**WHAT IS BEING ASKED:** The copy you produce must hold every record exactly, and none of the images.

**RECORDS:**
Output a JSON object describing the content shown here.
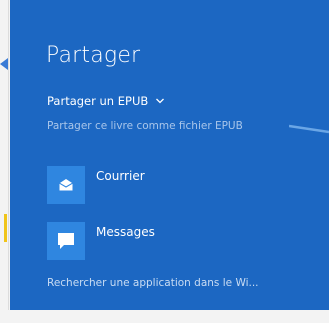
{
  "panel": {
    "title": "Partager",
    "share_type": "Partager un EPUB",
    "share_description": "Partager ce livre comme fichier EPUB",
    "apps": [
      {
        "label": "Courrier",
        "icon": "mail-icon"
      },
      {
        "label": "Messages",
        "icon": "messages-icon"
      }
    ],
    "search_store": "Rechercher une application dans le Wi..."
  },
  "colors": {
    "panel_bg": "#1c67c2",
    "app_tile": "#2f86e0",
    "description_text": "#a9c6ea"
  }
}
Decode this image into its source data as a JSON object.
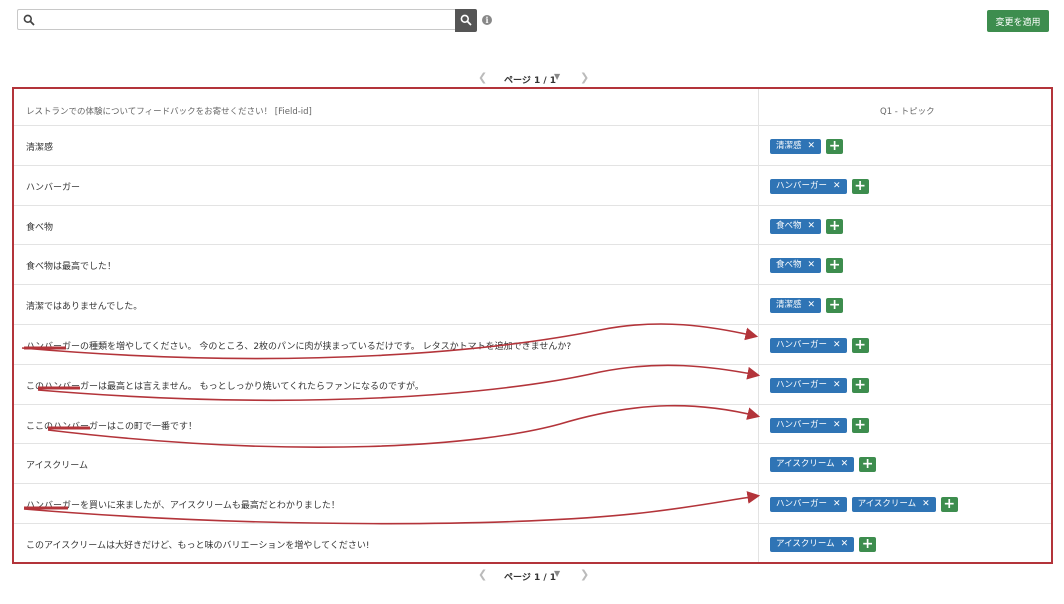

**RESPONSE TO THIS EXERCISE:**
Output a JSON object describing the content shown here.
{
  "panel": {
    "title": "Partager",
    "share_type": "Partager un EPUB",
    "share_description": "Partager ce livre comme fichier EPUB",
    "apps": [
      {
        "label": "Courrier",
        "icon": "mail-icon"
      },
      {
        "label": "Messages",
        "icon": "messages-icon"
      }
    ],
    "search_store": "Rechercher une application dans le Wi..."
  },
  "colors": {
    "panel_bg": "#1c67c2",
    "app_tile": "#2f86e0",
    "description_text": "#a9c6ea"
  }
}
Decode this image into its source data as a JSON object.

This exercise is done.